Requirement:
Exclude any images and output the remaining records exactly.
Data provided section start
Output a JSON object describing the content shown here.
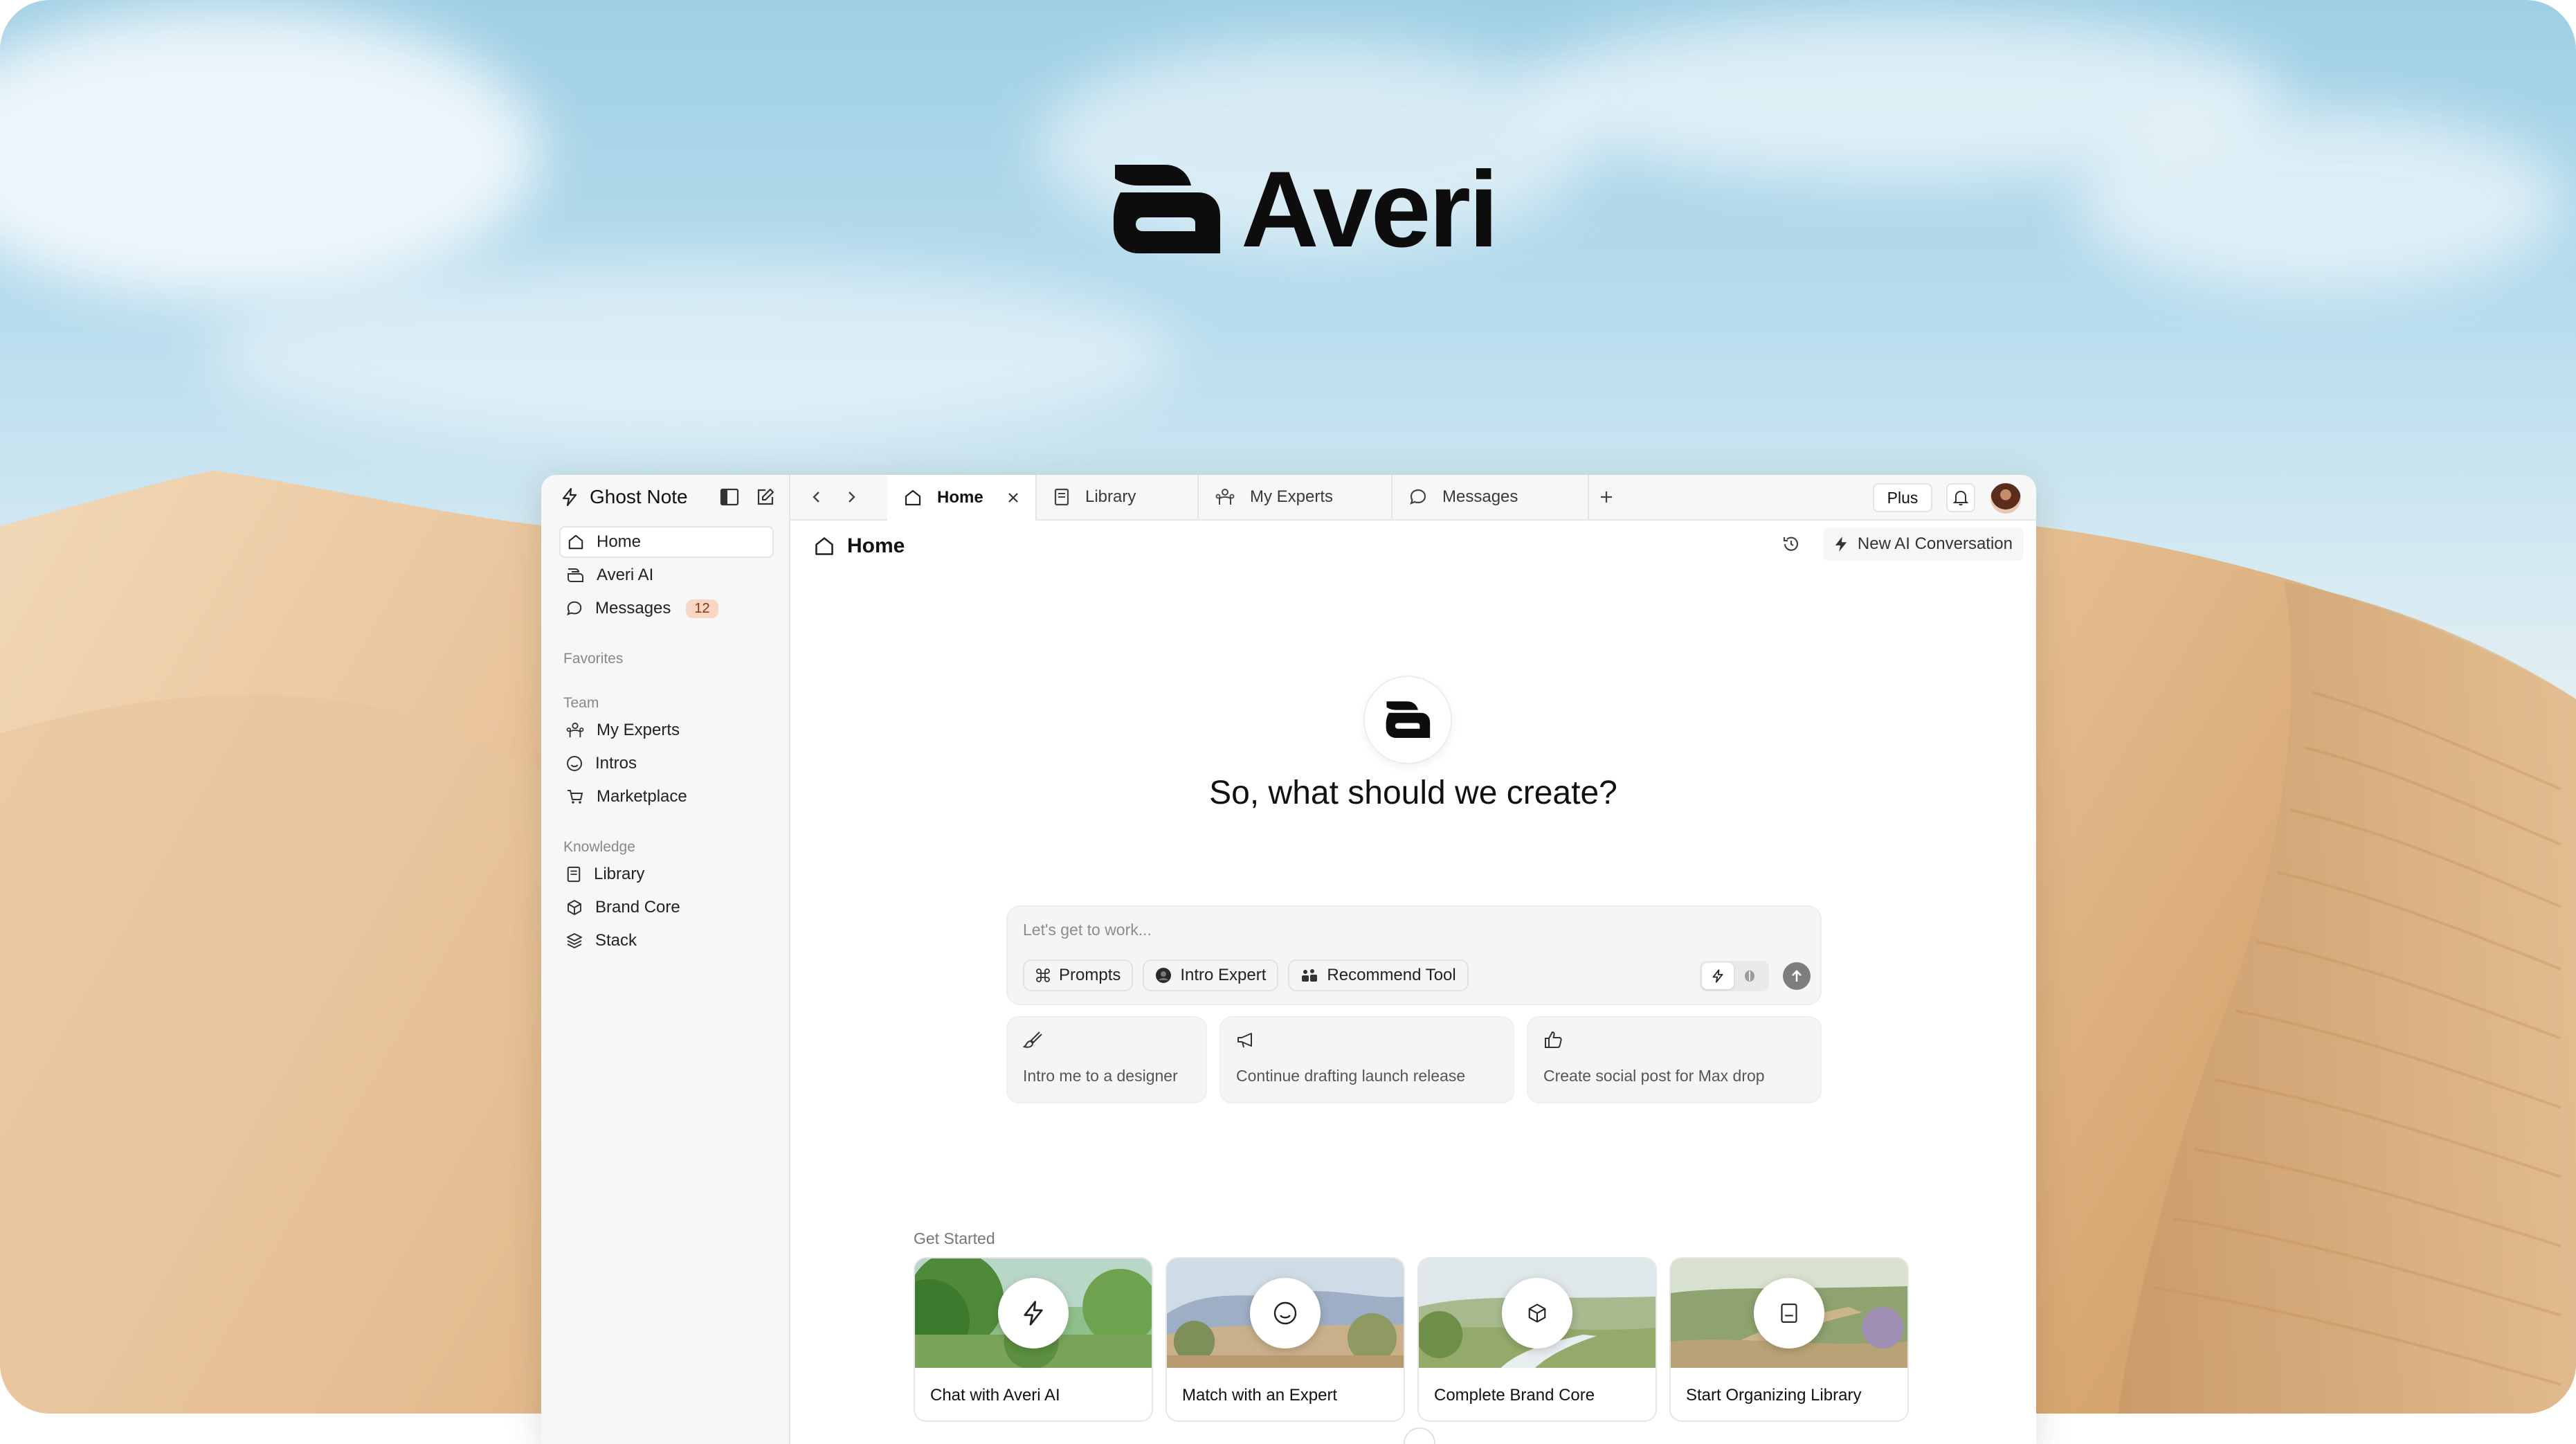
{
  "brand": {
    "name": "Averi"
  },
  "workspace": {
    "name": "Ghost Note"
  },
  "tabs": [
    {
      "label": "Home",
      "icon": "home-icon",
      "active": true
    },
    {
      "label": "Library",
      "icon": "book-icon",
      "active": false
    },
    {
      "label": "My Experts",
      "icon": "experts-icon",
      "active": false
    },
    {
      "label": "Messages",
      "icon": "chat-bubble-icon",
      "active": false
    }
  ],
  "topbar": {
    "plan_label": "Plus"
  },
  "sidebar": {
    "items": [
      {
        "label": "Home",
        "icon": "home-icon"
      },
      {
        "label": "Averi AI",
        "icon": "averi-icon"
      },
      {
        "label": "Messages",
        "icon": "chat-bubble-icon",
        "badge": "12"
      }
    ],
    "favorites_label": "Favorites",
    "team_label": "Team",
    "team_items": [
      {
        "label": "My Experts",
        "icon": "experts-icon"
      },
      {
        "label": "Intros",
        "icon": "smile-icon"
      },
      {
        "label": "Marketplace",
        "icon": "cart-icon"
      }
    ],
    "knowledge_label": "Knowledge",
    "knowledge_items": [
      {
        "label": "Library",
        "icon": "book-icon"
      },
      {
        "label": "Brand Core",
        "icon": "cube-icon"
      },
      {
        "label": "Stack",
        "icon": "layers-icon"
      }
    ]
  },
  "main": {
    "title": "Home",
    "new_conversation_label": "New AI Conversation",
    "hero_title": "So, what should we create?",
    "composer": {
      "placeholder": "Let's get to work...",
      "chips": [
        {
          "label": "Prompts",
          "icon": "command-icon"
        },
        {
          "label": "Intro Expert",
          "icon": "expert-avatar-icon"
        },
        {
          "label": "Recommend Tool",
          "icon": "tools-icon"
        }
      ]
    },
    "suggestions": [
      {
        "label": "Intro me to a designer",
        "icon": "paintbrush-icon"
      },
      {
        "label": "Continue drafting launch release",
        "icon": "megaphone-icon"
      },
      {
        "label": "Create social post for Max drop",
        "icon": "thumbs-up-icon"
      }
    ],
    "get_started_label": "Get Started",
    "cards": [
      {
        "label": "Chat with Averi AI",
        "icon": "lightning-icon"
      },
      {
        "label": "Match with an Expert",
        "icon": "smile-icon"
      },
      {
        "label": "Complete Brand Core",
        "icon": "cube-icon"
      },
      {
        "label": "Start Organizing Library",
        "icon": "book-icon"
      }
    ]
  }
}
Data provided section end
Response to the task:
Output a JSON object describing the content shown here.
{
  "brand": {
    "name": "Averi"
  },
  "workspace": {
    "name": "Ghost Note"
  },
  "tabs": [
    {
      "label": "Home",
      "icon": "home-icon",
      "active": true
    },
    {
      "label": "Library",
      "icon": "book-icon",
      "active": false
    },
    {
      "label": "My Experts",
      "icon": "experts-icon",
      "active": false
    },
    {
      "label": "Messages",
      "icon": "chat-bubble-icon",
      "active": false
    }
  ],
  "topbar": {
    "plan_label": "Plus"
  },
  "sidebar": {
    "items": [
      {
        "label": "Home",
        "icon": "home-icon"
      },
      {
        "label": "Averi AI",
        "icon": "averi-icon"
      },
      {
        "label": "Messages",
        "icon": "chat-bubble-icon",
        "badge": "12"
      }
    ],
    "favorites_label": "Favorites",
    "team_label": "Team",
    "team_items": [
      {
        "label": "My Experts",
        "icon": "experts-icon"
      },
      {
        "label": "Intros",
        "icon": "smile-icon"
      },
      {
        "label": "Marketplace",
        "icon": "cart-icon"
      }
    ],
    "knowledge_label": "Knowledge",
    "knowledge_items": [
      {
        "label": "Library",
        "icon": "book-icon"
      },
      {
        "label": "Brand Core",
        "icon": "cube-icon"
      },
      {
        "label": "Stack",
        "icon": "layers-icon"
      }
    ]
  },
  "main": {
    "title": "Home",
    "new_conversation_label": "New AI Conversation",
    "hero_title": "So, what should we create?",
    "composer": {
      "placeholder": "Let's get to work...",
      "chips": [
        {
          "label": "Prompts",
          "icon": "command-icon"
        },
        {
          "label": "Intro Expert",
          "icon": "expert-avatar-icon"
        },
        {
          "label": "Recommend Tool",
          "icon": "tools-icon"
        }
      ]
    },
    "suggestions": [
      {
        "label": "Intro me to a designer",
        "icon": "paintbrush-icon"
      },
      {
        "label": "Continue drafting launch release",
        "icon": "megaphone-icon"
      },
      {
        "label": "Create social post for Max drop",
        "icon": "thumbs-up-icon"
      }
    ],
    "get_started_label": "Get Started",
    "cards": [
      {
        "label": "Chat with Averi AI",
        "icon": "lightning-icon"
      },
      {
        "label": "Match with an Expert",
        "icon": "smile-icon"
      },
      {
        "label": "Complete Brand Core",
        "icon": "cube-icon"
      },
      {
        "label": "Start Organizing Library",
        "icon": "book-icon"
      }
    ]
  }
}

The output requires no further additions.